Instructions to follow:
Copy every line of the data that contains the string "JSON".

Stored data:
· · · ·

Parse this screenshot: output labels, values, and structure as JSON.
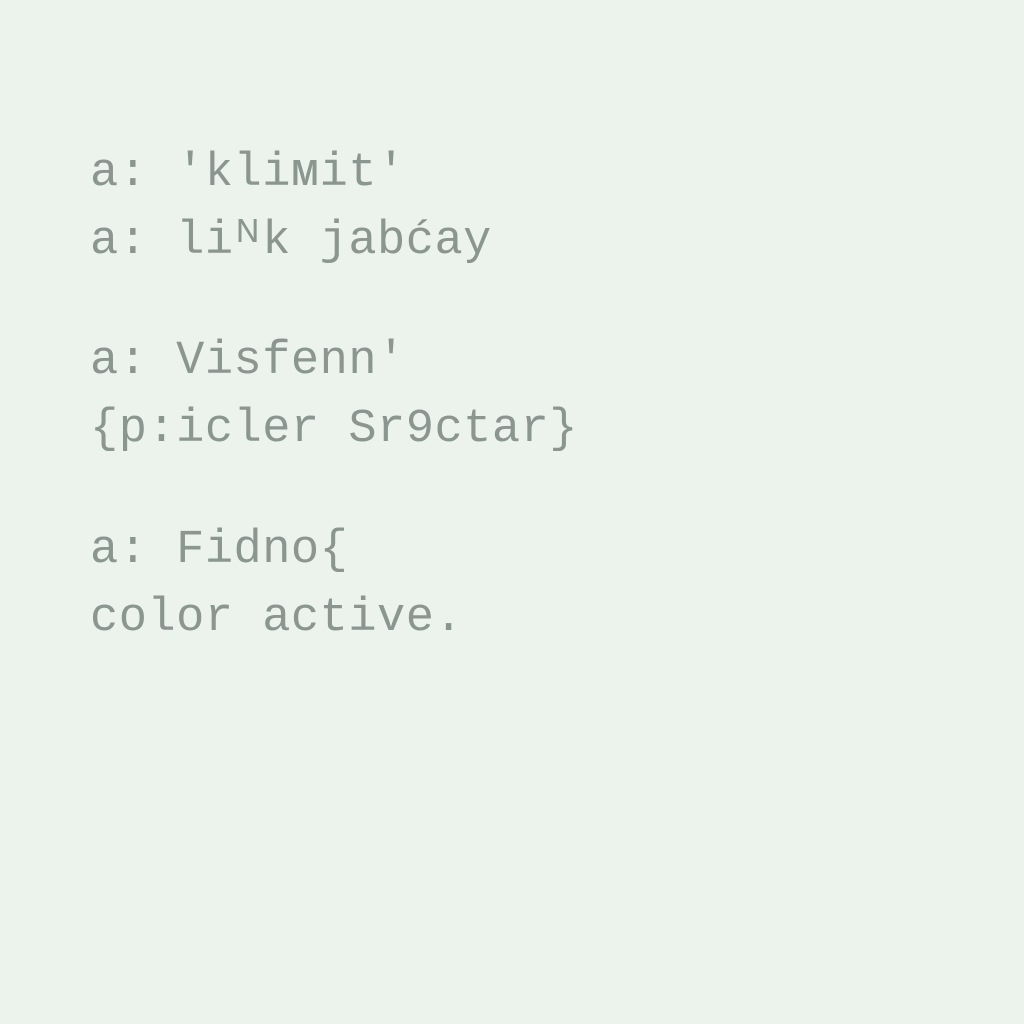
{
  "blocks": [
    {
      "line1": "a: 'kliᴍit'",
      "line2": "a: liᴺk jabćay"
    },
    {
      "line1": "a: Visfenn'",
      "line2": "{p:icler Sr9ctar}"
    },
    {
      "line1": "a: Fidno{",
      "line2": "color active."
    }
  ]
}
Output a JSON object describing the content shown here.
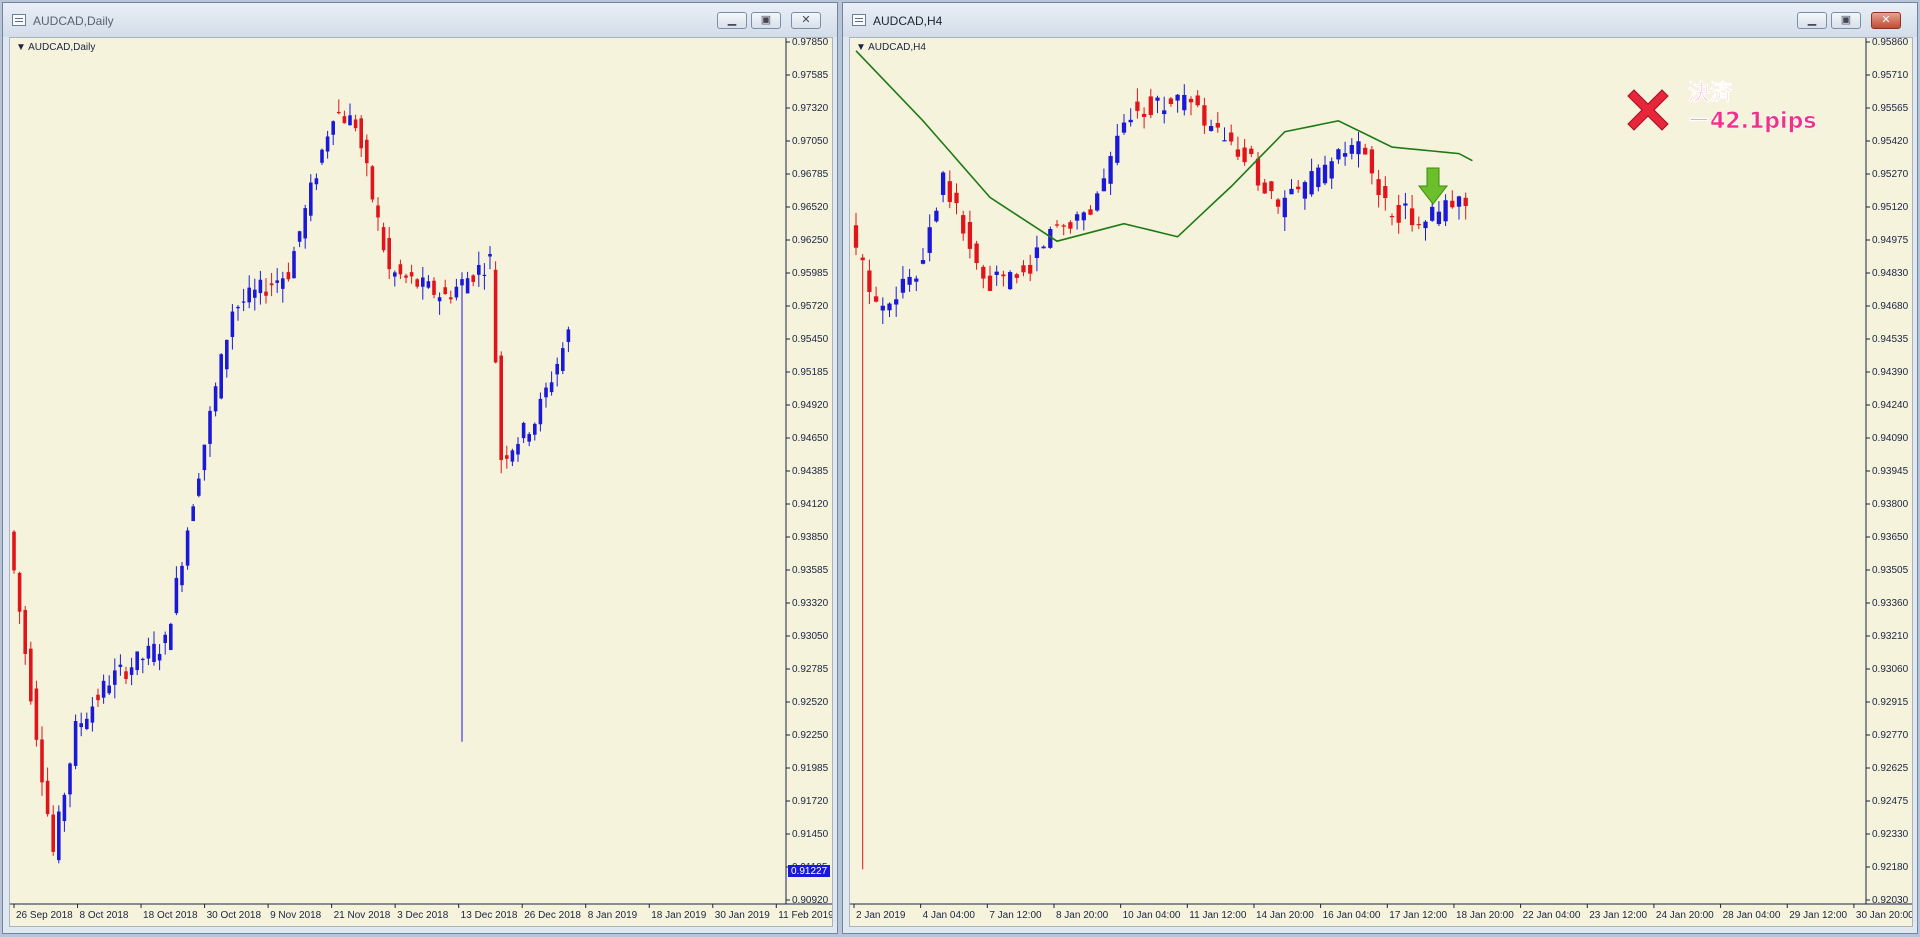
{
  "colors": {
    "background": "#f5f3dc",
    "bull_candle": "#1a1ad6",
    "bear_candle": "#e0141a",
    "moving_average": "#1f7a14",
    "price_marker_bg": "#1a1ad6",
    "settle_text": "#f0318a"
  },
  "left_window": {
    "title": "AUDCAD,Daily",
    "chart_label": "AUDCAD,Daily",
    "price_marker": "0.91227",
    "controls": [
      "minimize-icon",
      "maximize-icon",
      "close-icon"
    ]
  },
  "right_window": {
    "title": "AUDCAD,H4",
    "chart_label": "AUDCAD,H4",
    "annotation_line1": "決済",
    "annotation_line2": "ー42.1pips",
    "icons": [
      "red-x-icon",
      "green-down-arrow-icon"
    ],
    "controls": [
      "minimize-icon",
      "maximize-icon",
      "close-icon"
    ]
  },
  "chart_data": [
    {
      "type": "candlestick",
      "symbol": "AUDCAD",
      "timeframe": "Daily",
      "ylim": [
        0.9092,
        0.97858
      ],
      "y_ticks": [
        "0.97850",
        "0.97585",
        "0.97320",
        "0.97050",
        "0.96785",
        "0.96520",
        "0.96250",
        "0.95985",
        "0.95720",
        "0.95450",
        "0.95185",
        "0.94920",
        "0.94650",
        "0.94385",
        "0.94120",
        "0.93850",
        "0.93585",
        "0.93320",
        "0.93050",
        "0.92785",
        "0.92520",
        "0.92250",
        "0.91985",
        "0.91720",
        "0.91450",
        "0.91185",
        "0.90920"
      ],
      "x_ticks": [
        "26 Sep 2018",
        "8 Oct 2018",
        "18 Oct 2018",
        "30 Oct 2018",
        "9 Nov 2018",
        "21 Nov 2018",
        "3 Dec 2018",
        "13 Dec 2018",
        "26 Dec 2018",
        "8 Jan 2019",
        "18 Jan 2019",
        "30 Jan 2019",
        "11 Feb 2019"
      ],
      "bars": 100,
      "trend_points": [
        [
          0,
          0.939
        ],
        [
          8,
          0.913
        ],
        [
          12,
          0.923
        ],
        [
          18,
          0.927
        ],
        [
          28,
          0.93
        ],
        [
          34,
          0.944
        ],
        [
          40,
          0.957
        ],
        [
          50,
          0.96
        ],
        [
          58,
          0.973
        ],
        [
          62,
          0.972
        ],
        [
          68,
          0.96
        ],
        [
          78,
          0.958
        ],
        [
          86,
          0.961
        ],
        [
          88,
          0.945
        ],
        [
          94,
          0.948
        ],
        [
          100,
          0.955
        ],
        [
          110,
          0.95
        ],
        [
          115,
          0.949
        ]
      ]
    },
    {
      "type": "candlestick",
      "symbol": "AUDCAD",
      "timeframe": "H4",
      "ylim": [
        0.9194,
        0.9586
      ],
      "y_ticks": [
        "0.95860",
        "0.95710",
        "0.95565",
        "0.95420",
        "0.95270",
        "0.95120",
        "0.94975",
        "0.94830",
        "0.94680",
        "0.94535",
        "0.94390",
        "0.94240",
        "0.94090",
        "0.93945",
        "0.93800",
        "0.93650",
        "0.93505",
        "0.93360",
        "0.93210",
        "0.93060",
        "0.92915",
        "0.92770",
        "0.92625",
        "0.92475",
        "0.92330",
        "0.92180",
        "0.92030"
      ],
      "x_ticks": [
        "2 Jan 2019",
        "4 Jan 04:00",
        "7 Jan 12:00",
        "8 Jan 20:00",
        "10 Jan 04:00",
        "11 Jan 12:00",
        "14 Jan 20:00",
        "16 Jan 04:00",
        "17 Jan 12:00",
        "18 Jan 20:00",
        "22 Jan 04:00",
        "23 Jan 12:00",
        "24 Jan 20:00",
        "28 Jan 04:00",
        "29 Jan 12:00",
        "30 Jan 20:00"
      ],
      "bars": 100,
      "trend_points": [
        [
          0,
          0.95
        ],
        [
          4,
          0.9465
        ],
        [
          10,
          0.948
        ],
        [
          14,
          0.9525
        ],
        [
          20,
          0.9475
        ],
        [
          26,
          0.948
        ],
        [
          30,
          0.95
        ],
        [
          36,
          0.951
        ],
        [
          42,
          0.9555
        ],
        [
          50,
          0.956
        ],
        [
          56,
          0.954
        ],
        [
          60,
          0.953
        ],
        [
          64,
          0.951
        ],
        [
          70,
          0.9525
        ],
        [
          76,
          0.954
        ],
        [
          80,
          0.951
        ],
        [
          86,
          0.9505
        ],
        [
          92,
          0.9515
        ],
        [
          96,
          0.95
        ],
        [
          100,
          0.953
        ],
        [
          104,
          0.9545
        ],
        [
          108,
          0.949
        ],
        [
          110,
          0.9485
        ]
      ],
      "moving_average": [
        [
          0,
          0.9582
        ],
        [
          10,
          0.955
        ],
        [
          20,
          0.9515
        ],
        [
          30,
          0.9495
        ],
        [
          40,
          0.9503
        ],
        [
          48,
          0.9497
        ],
        [
          56,
          0.952
        ],
        [
          64,
          0.9545
        ],
        [
          72,
          0.955
        ],
        [
          80,
          0.9538
        ],
        [
          90,
          0.9535
        ],
        [
          98,
          0.9522
        ],
        [
          104,
          0.9515
        ],
        [
          110,
          0.9512
        ]
      ]
    }
  ]
}
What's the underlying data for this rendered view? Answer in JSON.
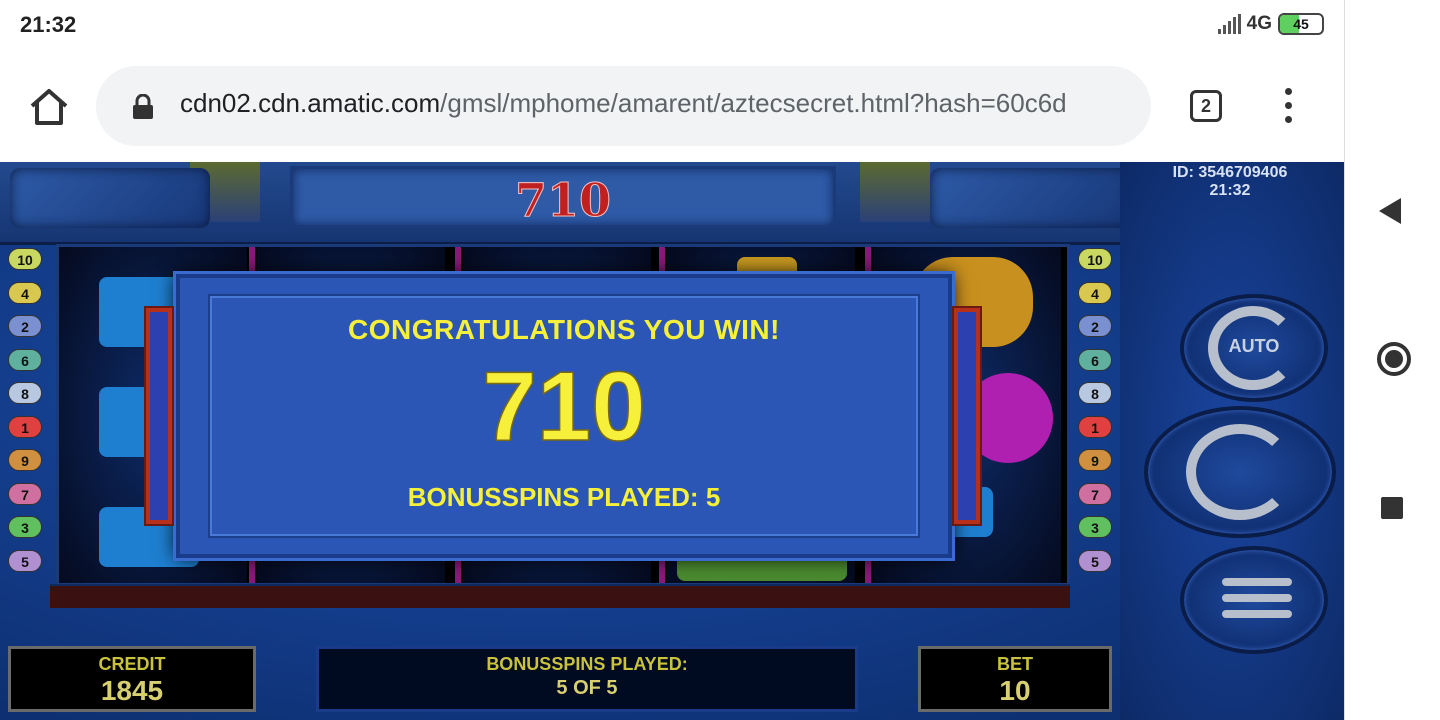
{
  "status_bar": {
    "time": "21:32",
    "network": "4G",
    "battery": "45",
    "battery_level": 0.45
  },
  "browser": {
    "url_host": "cdn02.cdn.amatic.com",
    "url_path": "/gmsl/mphome/amarent/aztecsecret.html?hash=60c6d",
    "tab_count": "2"
  },
  "game": {
    "top_win": "710",
    "machine_id": "ID: 3546709406",
    "machine_time": "21:32",
    "lines_left": [
      "10",
      "4",
      "2",
      "6",
      "8",
      "1",
      "9",
      "7",
      "3",
      "5"
    ],
    "lines_right": [
      "10",
      "4",
      "2",
      "6",
      "8",
      "1",
      "9",
      "7",
      "3",
      "5"
    ],
    "line_colors": [
      "#c8d860",
      "#d8c850",
      "#7a90d0",
      "#60b0a0",
      "#b8c8e0",
      "#e04040",
      "#d09040",
      "#d070a0",
      "#60c060",
      "#b090d0"
    ],
    "auto_label": "AUTO",
    "popup": {
      "congrats": "CONGRATULATIONS YOU WIN!",
      "amount": "710",
      "spins_played": "BONUSSPINS PLAYED: 5"
    },
    "credit": {
      "label": "CREDIT",
      "value": "1845"
    },
    "bonus": {
      "label": "BONUSSPINS PLAYED:",
      "value": "5 OF 5"
    },
    "bet": {
      "label": "BET",
      "value": "10"
    }
  },
  "colors": {
    "accent_yellow": "#f6f03a",
    "win_red": "#c02020"
  }
}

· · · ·

The completed task:
Parse this screenshot: output labels, values, and structure as JSON.
Output a JSON object describing the content shown here.
What's the underlying data for this rendered view? Answer in JSON.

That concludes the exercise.